If you want to learn Portuguese, basic grammar is going to be very important. This includes subject and verb agreement. Rather than bore you with a bunch of rules, I’m just going to lay out a few basic phrases to help you get by.
If you want to learn Portuguese, though, before I dive in, I should point out one slight grammatical issue. Every noun in Portuguese has a gender. No matter what you’re talking about, know that it has to be either masculine or feminine. – if you need to describe it, the genre must match. The words ending in “o” are usually masculine and take the masculine articles. For example: O menino, O carro, O gato branco and the words ending in “a” are feminine and they take the feminine articles. For example: A menina, A casa, A gata branca.
Now on to a few phrases designed to help you learn Portuguese:
Saudações – Greetings
It’s also important that you learn how to greet people the right way. It’s the first thing to do when entering a place or meeting someone! The natives will appreciate your effort to try to greet them using their language. Let’s see:
Bom Dia Good morning
Boa Tarde Good afternoon
Boa Noite Good evening / Good night
Como vai você? How are you?
Eu estou bem, Obrigado I’m fine, thank you.
Prazer em conhecer você Nice to meet you.
Por favor Please.
Por nada You’re welcome.
Com licença Excuse me
Obrigado/Obrigada Thank you
Até mais tarde See you later
Até logo See you soon
Prazer em conhecer você Nice to meet you
Eu não falo Português I don’t speak English
Você fala Inglês? Do you speak English?
Desculpe, Eu não entendo você. Sorry I don’t understand you.
Você pode repetir, por favor? Can you repeat please?

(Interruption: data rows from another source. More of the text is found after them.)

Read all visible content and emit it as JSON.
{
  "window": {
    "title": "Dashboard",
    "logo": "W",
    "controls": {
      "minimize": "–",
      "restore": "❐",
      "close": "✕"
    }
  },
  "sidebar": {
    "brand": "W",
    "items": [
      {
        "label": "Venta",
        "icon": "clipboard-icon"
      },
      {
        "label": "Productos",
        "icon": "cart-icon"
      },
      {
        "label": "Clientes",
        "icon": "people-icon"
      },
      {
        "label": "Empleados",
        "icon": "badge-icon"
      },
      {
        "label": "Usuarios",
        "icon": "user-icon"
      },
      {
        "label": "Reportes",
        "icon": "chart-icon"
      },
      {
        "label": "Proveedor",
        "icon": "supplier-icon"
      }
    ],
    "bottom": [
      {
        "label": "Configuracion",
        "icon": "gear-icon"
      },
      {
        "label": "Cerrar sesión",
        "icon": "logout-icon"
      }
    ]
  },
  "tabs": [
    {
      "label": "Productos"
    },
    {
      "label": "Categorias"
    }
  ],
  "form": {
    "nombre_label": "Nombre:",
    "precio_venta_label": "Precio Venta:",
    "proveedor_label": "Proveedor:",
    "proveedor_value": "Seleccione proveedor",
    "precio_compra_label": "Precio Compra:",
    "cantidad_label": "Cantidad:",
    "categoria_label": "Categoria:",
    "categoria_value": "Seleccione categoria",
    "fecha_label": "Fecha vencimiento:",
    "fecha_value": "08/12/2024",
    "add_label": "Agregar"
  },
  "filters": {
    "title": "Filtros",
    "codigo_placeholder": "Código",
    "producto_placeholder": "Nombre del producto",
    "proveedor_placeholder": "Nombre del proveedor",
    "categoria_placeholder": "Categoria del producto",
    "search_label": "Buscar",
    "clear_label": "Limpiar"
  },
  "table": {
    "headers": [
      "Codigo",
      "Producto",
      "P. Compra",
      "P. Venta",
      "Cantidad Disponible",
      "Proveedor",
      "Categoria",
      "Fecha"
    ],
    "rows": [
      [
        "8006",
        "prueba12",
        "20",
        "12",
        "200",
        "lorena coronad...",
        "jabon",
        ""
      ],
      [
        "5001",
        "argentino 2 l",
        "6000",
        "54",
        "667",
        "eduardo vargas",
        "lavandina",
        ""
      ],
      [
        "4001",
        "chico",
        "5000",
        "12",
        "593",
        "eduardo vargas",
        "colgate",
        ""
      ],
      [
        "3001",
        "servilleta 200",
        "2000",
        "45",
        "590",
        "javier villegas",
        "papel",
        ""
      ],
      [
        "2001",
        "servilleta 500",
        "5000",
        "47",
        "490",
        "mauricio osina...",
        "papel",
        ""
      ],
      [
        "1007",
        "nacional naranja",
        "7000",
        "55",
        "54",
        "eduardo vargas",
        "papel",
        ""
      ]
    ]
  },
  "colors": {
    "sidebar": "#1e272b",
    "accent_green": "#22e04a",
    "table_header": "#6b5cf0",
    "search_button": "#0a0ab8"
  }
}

Aonde é o banheiro? Where is the restroom?
TIP: to say “thank you”, a man would say Obrigado, while a woman would say Obrigada.
One of the best tips if you want to learn Portuguese is to pick up the pronouns.
In Portuguese, the personal pronouns are:
Eu… (I), tu/você… (you), ele… (he), ela… (she),
Nós… (we), Vós/vocês… (you plural) eles …(they masc.), elas… (they fem.)
Portuguese does not have the “it” pronoun, and uses ele and ela instead, depending on if the noun is masculine or feminine.
In Portuguese, the possessive pronouns vary in gender (masculine and feminine) and number (singular and plural). Sometimes they vary with the person who owns the items in question, and other times they agree with the object that is owned. I hope this lesson will make it really easy to learn how to use the possessive pronouns.
Meu / minha my
Seu / sua your
Dele / dela his / hers
Nosso / nossa ours
Seu / sua yours